Spartan Steel v Martin [1973] QB 27

Key point

  • Pure economic loss (which is not as a consequence of physical damage) is not recoverable in negligence

Facts

  • D contractors of the electricity board negligently drove a power shovel though a cable which supplied electricity to C’s factory, causing a power cut
  • C sought to claim damages for the following losses:
    1. Reduction in value of the metal that had to be removed from furnace before it solidified and damaged machinery
    2. Consequential loss of profits from the damaged metal
    3. Loss of profits due to the downtime that prevented factory work from being carried out

Held (Court of Appeal)

  • Only damages for physical damage and consequential loss were awarded
  • The loss of profits from the downtime is a pure economic loss that is not recoverable

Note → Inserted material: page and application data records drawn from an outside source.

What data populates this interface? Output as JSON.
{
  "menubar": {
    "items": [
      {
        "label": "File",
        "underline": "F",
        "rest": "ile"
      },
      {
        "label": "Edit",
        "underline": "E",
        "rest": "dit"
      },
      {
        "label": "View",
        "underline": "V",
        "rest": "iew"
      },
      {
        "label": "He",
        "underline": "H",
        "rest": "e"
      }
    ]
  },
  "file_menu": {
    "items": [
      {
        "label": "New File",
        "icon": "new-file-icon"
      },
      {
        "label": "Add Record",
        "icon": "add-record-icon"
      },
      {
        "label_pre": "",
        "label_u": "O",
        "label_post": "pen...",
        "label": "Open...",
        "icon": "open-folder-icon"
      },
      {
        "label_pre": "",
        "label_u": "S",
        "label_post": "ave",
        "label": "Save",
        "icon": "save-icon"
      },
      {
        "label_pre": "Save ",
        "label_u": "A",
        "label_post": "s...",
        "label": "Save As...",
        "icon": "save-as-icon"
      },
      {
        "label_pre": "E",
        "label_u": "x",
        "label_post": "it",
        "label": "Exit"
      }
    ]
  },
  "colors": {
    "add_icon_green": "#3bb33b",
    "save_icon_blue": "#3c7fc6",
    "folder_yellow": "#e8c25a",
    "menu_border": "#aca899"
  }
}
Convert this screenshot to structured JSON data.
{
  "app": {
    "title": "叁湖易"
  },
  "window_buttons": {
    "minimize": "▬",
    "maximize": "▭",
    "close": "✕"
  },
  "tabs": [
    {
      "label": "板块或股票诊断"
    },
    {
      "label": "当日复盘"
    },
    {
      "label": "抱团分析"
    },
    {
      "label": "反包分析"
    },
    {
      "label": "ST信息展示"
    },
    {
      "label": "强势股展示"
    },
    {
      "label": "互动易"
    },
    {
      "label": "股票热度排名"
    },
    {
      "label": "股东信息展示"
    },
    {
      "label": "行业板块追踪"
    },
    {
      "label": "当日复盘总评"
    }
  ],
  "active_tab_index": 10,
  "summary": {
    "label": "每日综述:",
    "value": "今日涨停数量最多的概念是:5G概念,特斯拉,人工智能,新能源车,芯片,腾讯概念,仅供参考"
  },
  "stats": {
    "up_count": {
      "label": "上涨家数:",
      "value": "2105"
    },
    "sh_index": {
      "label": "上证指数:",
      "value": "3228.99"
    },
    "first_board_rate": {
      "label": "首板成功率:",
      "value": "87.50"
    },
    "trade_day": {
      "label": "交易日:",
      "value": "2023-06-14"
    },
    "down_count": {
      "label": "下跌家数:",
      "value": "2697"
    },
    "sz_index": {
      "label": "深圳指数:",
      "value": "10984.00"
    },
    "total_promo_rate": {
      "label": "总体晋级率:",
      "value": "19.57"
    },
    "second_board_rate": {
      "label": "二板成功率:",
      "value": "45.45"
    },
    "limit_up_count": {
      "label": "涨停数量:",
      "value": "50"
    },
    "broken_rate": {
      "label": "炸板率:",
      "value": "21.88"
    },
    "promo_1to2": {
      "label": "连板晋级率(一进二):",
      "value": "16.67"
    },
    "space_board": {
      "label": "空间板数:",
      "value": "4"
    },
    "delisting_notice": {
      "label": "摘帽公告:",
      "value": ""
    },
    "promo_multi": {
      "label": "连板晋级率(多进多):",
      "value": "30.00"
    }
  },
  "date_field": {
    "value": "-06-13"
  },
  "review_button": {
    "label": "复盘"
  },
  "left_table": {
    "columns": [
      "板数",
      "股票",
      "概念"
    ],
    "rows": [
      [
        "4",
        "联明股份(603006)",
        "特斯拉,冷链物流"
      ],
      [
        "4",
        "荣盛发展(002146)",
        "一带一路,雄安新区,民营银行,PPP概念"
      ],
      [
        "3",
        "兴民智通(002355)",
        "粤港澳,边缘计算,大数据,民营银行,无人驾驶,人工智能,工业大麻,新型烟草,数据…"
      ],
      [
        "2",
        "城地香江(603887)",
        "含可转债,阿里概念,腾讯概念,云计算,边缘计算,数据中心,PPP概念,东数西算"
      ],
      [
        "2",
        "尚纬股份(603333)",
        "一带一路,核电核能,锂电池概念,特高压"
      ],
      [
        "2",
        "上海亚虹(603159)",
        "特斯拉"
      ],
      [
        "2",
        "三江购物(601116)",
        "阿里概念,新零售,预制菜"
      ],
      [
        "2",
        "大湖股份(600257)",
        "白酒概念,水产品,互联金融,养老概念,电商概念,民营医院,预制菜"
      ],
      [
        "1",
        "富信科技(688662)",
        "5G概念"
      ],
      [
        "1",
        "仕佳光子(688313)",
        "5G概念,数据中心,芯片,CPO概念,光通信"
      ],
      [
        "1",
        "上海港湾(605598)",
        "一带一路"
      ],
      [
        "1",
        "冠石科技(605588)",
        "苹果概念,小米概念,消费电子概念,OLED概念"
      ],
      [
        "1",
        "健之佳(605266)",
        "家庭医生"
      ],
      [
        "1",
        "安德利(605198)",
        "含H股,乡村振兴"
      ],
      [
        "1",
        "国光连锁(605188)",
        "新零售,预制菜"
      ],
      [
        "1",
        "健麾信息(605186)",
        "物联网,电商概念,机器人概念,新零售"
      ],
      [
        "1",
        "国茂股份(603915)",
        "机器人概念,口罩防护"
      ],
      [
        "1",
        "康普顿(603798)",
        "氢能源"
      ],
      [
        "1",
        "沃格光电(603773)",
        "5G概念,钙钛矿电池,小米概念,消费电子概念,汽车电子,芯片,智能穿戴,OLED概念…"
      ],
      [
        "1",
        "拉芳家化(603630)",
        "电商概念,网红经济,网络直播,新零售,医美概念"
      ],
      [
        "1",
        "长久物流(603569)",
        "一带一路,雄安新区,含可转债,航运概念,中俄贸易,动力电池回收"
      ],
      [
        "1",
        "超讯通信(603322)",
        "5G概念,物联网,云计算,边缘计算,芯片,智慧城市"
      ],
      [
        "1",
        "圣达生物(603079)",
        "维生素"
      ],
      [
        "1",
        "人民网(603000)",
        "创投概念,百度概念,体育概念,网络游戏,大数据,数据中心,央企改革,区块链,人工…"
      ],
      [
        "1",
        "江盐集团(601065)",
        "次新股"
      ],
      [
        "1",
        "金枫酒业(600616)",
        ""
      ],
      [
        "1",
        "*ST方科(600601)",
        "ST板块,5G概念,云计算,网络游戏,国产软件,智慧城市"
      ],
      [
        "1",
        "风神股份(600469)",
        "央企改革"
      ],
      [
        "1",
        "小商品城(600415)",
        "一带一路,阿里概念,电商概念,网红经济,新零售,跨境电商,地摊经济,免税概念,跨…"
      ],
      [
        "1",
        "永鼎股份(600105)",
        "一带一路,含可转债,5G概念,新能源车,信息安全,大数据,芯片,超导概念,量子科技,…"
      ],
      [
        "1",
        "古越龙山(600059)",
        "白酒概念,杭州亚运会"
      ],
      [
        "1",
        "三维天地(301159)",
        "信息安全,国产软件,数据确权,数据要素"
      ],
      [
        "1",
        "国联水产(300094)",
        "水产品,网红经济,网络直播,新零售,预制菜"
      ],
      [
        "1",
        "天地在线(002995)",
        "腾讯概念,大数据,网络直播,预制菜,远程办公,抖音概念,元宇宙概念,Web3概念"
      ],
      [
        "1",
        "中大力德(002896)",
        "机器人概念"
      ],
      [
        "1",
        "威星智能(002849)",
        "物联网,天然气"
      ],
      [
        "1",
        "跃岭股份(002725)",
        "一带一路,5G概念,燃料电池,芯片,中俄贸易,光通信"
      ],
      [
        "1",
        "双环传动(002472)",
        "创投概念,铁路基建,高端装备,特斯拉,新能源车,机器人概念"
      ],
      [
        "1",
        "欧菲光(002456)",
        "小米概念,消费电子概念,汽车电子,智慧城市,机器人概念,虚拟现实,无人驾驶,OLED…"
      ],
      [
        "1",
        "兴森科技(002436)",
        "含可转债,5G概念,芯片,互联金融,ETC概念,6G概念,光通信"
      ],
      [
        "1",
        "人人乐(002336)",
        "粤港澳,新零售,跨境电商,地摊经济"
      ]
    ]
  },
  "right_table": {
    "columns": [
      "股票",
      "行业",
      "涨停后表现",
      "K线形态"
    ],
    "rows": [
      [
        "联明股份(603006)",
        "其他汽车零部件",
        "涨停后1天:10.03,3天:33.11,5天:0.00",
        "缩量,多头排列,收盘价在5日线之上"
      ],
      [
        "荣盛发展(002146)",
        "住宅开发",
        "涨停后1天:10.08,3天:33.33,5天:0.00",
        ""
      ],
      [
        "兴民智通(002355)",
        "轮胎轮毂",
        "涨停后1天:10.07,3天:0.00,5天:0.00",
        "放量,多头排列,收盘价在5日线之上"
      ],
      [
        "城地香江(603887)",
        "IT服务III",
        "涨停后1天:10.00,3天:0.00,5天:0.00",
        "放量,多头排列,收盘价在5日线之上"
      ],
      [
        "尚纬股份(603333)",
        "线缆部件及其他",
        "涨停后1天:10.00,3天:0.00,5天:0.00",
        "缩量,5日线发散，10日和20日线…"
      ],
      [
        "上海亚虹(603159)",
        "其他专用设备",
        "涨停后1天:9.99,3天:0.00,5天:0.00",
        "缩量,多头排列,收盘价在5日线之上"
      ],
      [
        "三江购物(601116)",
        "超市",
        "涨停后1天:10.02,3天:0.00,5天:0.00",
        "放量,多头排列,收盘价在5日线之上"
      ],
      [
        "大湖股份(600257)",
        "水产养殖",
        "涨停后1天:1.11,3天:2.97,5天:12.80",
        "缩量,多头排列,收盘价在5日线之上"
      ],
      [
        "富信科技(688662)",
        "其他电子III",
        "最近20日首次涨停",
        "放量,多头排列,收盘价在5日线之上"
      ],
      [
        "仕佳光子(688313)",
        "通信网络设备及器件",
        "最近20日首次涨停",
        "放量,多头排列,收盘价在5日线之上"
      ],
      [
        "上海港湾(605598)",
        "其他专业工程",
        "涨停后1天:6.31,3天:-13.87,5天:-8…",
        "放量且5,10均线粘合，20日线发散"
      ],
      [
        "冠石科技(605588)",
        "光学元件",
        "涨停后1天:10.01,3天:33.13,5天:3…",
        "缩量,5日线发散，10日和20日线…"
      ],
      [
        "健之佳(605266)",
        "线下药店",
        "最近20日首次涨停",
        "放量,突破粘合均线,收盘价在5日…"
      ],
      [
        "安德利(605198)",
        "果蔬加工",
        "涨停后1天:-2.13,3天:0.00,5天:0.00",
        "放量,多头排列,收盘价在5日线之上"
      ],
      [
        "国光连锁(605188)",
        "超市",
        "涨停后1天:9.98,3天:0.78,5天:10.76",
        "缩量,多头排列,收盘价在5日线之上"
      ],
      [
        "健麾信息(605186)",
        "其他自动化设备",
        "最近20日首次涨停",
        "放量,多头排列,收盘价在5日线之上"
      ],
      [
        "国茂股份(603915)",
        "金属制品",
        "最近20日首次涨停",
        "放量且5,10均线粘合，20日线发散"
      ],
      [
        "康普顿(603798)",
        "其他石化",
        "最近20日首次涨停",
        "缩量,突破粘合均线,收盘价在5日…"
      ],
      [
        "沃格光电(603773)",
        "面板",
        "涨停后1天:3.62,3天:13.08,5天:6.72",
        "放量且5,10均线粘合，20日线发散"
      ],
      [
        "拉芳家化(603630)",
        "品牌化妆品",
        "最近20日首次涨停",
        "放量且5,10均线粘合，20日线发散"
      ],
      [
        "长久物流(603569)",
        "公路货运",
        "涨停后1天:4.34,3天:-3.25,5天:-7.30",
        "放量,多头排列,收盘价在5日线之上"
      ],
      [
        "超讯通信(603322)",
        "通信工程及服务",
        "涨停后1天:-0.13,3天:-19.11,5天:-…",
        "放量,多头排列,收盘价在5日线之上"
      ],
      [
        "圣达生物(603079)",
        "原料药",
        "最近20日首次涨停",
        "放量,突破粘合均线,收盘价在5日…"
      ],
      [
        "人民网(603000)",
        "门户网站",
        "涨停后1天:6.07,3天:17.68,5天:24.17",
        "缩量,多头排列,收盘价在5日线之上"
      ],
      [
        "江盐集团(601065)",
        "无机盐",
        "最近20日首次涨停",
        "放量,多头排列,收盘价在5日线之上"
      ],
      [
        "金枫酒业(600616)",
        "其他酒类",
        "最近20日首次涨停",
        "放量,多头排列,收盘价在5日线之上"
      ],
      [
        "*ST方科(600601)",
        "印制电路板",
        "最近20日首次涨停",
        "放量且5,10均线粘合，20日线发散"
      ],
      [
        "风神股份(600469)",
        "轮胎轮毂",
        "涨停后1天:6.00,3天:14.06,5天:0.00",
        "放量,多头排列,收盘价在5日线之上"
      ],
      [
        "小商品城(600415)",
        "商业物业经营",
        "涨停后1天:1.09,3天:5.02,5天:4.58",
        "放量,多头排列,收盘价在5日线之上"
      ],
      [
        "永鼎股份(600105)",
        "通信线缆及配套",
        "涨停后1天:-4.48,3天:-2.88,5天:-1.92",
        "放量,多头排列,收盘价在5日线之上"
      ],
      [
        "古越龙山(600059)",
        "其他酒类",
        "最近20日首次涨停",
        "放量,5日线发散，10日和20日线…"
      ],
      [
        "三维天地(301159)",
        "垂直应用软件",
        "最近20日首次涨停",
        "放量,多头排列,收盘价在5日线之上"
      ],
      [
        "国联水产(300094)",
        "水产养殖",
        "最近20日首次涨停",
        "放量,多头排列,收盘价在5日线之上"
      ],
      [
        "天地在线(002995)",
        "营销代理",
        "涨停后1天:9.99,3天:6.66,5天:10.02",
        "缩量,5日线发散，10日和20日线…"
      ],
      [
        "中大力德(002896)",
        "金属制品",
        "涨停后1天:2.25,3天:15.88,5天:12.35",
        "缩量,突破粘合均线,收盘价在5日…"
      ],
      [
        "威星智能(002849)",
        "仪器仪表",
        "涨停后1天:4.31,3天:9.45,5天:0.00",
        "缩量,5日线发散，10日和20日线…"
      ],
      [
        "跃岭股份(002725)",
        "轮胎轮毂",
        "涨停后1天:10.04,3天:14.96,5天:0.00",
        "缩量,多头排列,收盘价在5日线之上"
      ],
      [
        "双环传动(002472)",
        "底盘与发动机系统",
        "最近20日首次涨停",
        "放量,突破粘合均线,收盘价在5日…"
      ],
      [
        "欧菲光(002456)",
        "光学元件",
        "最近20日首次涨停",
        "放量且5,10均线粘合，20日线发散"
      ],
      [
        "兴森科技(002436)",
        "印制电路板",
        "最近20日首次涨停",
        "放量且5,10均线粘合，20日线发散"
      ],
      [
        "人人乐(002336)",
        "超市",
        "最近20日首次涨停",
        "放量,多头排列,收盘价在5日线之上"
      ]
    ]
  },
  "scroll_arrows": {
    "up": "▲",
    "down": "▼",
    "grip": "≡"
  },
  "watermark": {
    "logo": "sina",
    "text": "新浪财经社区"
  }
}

Commentary

  • Assumption of responsibility does not apply in this case since the damage was not caused by the negligent provision of professional services
  • Although the cable was damaged, it did not belong to C but to the electricity board, therefore the loss of profits from the downtime was not consequential loss